Many in the US are aware of the ongoing debate and issues that are surrounding the healthcare system, but I heard a very interesting proposal put forth by the CEO of Block.one, Brendan Blumer, during his speech at the London Fintech week. Imagine a DAC that operated in the health insurance sector similar to how a credit union operates in the banking sector, where all individuals who 'pay in' to the healthcare plan have the right to have their claims heard/paid by the network should something arise. In the same way that Steem and other Graphene networks elect witnesses and network producers, the same could be done for those individuals who determine which claims are valid and which are not. The exact structure of how the claims would be handles is undetermined, but the individuals determining whether to accept the claim could be the same individuals who present claims themselves.

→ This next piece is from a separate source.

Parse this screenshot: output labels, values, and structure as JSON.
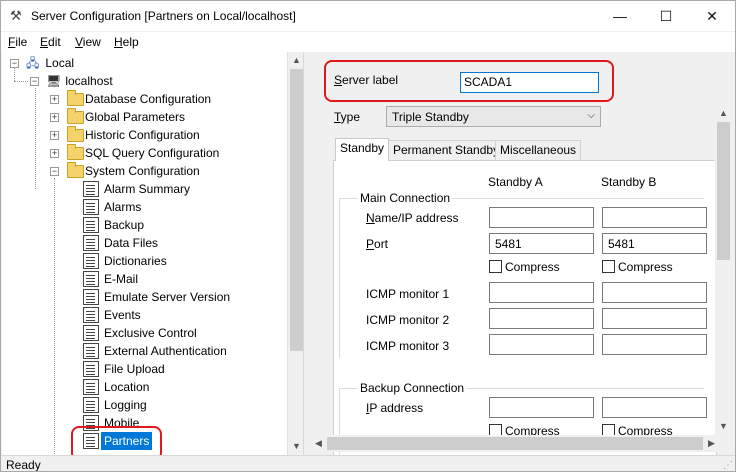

By removing the desire for profit and drastically increasing efficiency through the streamlining of the process, a DAC health insurance 'company' could prove to cut costs and make the process easier than ever before for individuals. Insurance companies are known to be a pain to deal with and dispute a claim every chance they get, but by utilizing members of the plan as the 'authority', individuals could receive better coverage at a better cost than ever possible before. Obviously incentives would have to be aligned to ensure that voters acted fairly and honorably, but by removing the centralized profit seeking institution costs could be slashed across the board. This is just one example of how a DAC could solve a real world problem that so many people face, but the use cases of this type of technology extend far beyond the examples I have mentioned.
As more platforms capable of hosting applications like DACs come to the market, there will likely be more advancement and development within the space than we have seen in some time. The EOS platform will likely be able to support a wide array of different DACs with different purposes, including everything from a cryptocurrency exchange to a ride-sharing application. Because of the fact that DACs can serve such a wide range of use cases, the ability for different profit and revenue structures is very important as well. For a DAC such as one providing health insurance, a revenue model may be deemed unnecessary, but stakeholders could choose to implement a 1% transaction fee on a ride sharing application and then re-allocate the funds towards community development. The ability for indiviudals and end users to take direct involvement in the ownership of platforms they utilize is a concept that could change the structure of the organization as we have known it.
I really hope that you enjoyed this post, and I encourage you to check out the footage of Brendan Blumer from London's Fintech week here. Please feel free to leave any comments, input, questions, ect. in the comments below. Thanks for the support and for reading!